“[I] went into the process of appointing a person who is a city resident, obviously, and a city voter and who we felt that was certainly beyond approach,” Gravitt said. “He had been in government and retired out of government and … I felt like he would be a good choice and that was my recommendation.”

Though Sorrells is the interim pick, the election cycle is under way, with Tressler the first entrant.

Tressler is a 15-year resident of the city and mother of two.
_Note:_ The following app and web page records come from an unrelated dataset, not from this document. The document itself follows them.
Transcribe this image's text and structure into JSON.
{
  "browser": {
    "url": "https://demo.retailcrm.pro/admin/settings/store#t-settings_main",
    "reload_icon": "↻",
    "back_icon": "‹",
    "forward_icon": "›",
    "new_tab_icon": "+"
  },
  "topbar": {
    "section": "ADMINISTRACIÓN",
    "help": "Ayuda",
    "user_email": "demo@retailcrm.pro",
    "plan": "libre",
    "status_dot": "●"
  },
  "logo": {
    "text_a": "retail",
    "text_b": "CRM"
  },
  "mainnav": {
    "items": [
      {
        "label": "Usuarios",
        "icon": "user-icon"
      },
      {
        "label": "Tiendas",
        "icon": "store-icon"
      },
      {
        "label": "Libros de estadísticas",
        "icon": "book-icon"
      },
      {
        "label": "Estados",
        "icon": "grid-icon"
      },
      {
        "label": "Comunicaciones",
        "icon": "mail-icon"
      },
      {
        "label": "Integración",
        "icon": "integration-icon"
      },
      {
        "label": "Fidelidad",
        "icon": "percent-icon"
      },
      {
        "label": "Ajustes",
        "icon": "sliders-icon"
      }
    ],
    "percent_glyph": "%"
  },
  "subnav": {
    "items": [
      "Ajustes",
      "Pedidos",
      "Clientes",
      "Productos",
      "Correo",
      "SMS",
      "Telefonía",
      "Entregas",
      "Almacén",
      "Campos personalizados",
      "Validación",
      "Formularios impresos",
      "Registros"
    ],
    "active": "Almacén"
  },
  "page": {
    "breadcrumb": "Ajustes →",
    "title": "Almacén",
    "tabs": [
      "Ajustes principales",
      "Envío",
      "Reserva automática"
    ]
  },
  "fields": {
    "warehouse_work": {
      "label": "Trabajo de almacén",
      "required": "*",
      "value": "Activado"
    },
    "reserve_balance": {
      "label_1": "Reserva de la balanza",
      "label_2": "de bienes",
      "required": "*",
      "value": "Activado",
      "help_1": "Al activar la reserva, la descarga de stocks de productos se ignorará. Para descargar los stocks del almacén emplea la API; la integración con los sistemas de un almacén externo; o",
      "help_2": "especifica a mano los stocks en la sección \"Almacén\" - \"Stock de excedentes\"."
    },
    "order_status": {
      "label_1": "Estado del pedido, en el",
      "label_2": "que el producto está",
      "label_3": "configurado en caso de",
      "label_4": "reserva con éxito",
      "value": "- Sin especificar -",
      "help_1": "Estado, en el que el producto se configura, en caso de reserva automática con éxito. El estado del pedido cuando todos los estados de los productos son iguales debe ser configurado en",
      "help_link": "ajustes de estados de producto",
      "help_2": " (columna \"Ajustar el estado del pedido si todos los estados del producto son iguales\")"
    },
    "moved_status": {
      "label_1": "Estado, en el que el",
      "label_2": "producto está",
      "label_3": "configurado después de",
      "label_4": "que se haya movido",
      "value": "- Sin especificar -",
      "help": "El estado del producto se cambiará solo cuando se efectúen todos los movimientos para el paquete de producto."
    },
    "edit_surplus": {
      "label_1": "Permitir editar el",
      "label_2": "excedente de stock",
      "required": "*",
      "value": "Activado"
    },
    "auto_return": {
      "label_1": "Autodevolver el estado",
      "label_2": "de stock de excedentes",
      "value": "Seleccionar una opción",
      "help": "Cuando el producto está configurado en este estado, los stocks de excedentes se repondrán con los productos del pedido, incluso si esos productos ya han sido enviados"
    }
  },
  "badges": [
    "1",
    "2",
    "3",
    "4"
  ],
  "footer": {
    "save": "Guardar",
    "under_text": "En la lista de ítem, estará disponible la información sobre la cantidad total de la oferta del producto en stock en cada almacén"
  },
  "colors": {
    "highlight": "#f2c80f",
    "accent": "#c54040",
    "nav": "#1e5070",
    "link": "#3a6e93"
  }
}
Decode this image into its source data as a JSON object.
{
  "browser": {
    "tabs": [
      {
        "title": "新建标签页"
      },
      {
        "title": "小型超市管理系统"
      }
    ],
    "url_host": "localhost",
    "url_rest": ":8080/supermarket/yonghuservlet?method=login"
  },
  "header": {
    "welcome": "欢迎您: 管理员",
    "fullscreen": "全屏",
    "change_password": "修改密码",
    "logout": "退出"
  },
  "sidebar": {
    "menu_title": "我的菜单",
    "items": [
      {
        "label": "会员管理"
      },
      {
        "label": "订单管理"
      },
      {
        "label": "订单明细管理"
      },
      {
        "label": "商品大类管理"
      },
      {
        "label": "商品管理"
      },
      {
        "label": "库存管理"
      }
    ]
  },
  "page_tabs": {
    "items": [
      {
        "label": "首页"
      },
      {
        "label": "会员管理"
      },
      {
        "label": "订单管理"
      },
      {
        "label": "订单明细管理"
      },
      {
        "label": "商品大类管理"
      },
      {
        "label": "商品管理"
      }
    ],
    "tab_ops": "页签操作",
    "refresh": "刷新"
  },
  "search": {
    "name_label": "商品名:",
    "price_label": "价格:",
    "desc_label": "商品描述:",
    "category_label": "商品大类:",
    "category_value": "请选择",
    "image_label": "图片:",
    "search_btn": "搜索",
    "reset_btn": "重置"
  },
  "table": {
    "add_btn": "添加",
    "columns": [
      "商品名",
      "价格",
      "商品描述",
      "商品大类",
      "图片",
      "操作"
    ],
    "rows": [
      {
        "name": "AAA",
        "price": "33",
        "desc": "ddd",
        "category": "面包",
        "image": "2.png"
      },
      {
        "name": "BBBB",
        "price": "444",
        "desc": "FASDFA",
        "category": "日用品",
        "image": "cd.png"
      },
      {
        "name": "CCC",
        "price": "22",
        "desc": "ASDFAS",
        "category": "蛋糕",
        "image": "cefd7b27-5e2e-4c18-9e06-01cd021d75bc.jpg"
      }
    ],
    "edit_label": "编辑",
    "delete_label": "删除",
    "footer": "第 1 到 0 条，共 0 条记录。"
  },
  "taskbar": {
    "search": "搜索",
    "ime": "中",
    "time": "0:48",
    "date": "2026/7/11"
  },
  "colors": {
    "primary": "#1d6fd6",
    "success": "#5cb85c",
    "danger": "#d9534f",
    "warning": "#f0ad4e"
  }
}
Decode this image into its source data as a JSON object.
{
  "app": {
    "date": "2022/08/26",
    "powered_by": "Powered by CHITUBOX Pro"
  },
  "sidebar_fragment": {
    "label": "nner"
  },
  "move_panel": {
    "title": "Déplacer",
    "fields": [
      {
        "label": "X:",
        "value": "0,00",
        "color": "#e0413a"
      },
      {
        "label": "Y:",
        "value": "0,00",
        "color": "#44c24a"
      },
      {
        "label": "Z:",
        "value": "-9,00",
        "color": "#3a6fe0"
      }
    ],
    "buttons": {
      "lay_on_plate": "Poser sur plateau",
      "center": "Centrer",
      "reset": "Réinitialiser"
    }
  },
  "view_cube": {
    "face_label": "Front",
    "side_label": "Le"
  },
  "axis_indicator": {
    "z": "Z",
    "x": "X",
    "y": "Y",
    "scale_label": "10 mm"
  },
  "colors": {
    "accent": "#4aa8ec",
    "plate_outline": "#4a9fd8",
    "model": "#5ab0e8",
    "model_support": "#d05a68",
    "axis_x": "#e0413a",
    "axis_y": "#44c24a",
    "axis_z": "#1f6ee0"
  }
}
Her son is a Forsyth Central High alumnus and her daughter will graduate from there later this month.

Tressler ran for the District 5 post on the Forsyth County commission in 2008, falling by 30 votes to Jim Boff in the Republican primary runoff election.

She has since remained active in local politics, including serving as president of the Republican Women of Forsyth County.

“It’s something I’ve been keeping an eye on for a long time,” she said. “Obviously, there is going to be a next generation of leaders in the city and I’m concerned about who that’s going to be and preserving the legacy that the city has built.”

Running as a Republican, Tressler said fiscal issues are among her top priorities.

“Preserving the fiscal responsibility in the city is a big issue for me,” Tressler said. “They’ve been really good about that. They’re the only municipality in the state of Georgia that doesn’t owe any money and I’d sure like to see it stay that way.”

If elected, Tressler said she would work to improve the city.

“There are always things that we can do better,” she said. “I think the city of Cumming needs to catch up with the rest of the county and become all the things that it can be. I’d like to see the downtown area revitalized and make it more of a destination. I’d like to preserve the water system.”

As of Friday, Tressler was the lone candidate to announce her intention to run.

Potential candidates must be registered to vote, at least 21 years old and have lived in the Cumming city limits for at least one year. The fee for qualifying, which is set for May 12-14, is $180.

Tressler is preparing for a speedy election cycle.

“This is going to be a pretty short campaign, but I’m up for it and I’m looking forward to the race and hopefully getting the job,” she said.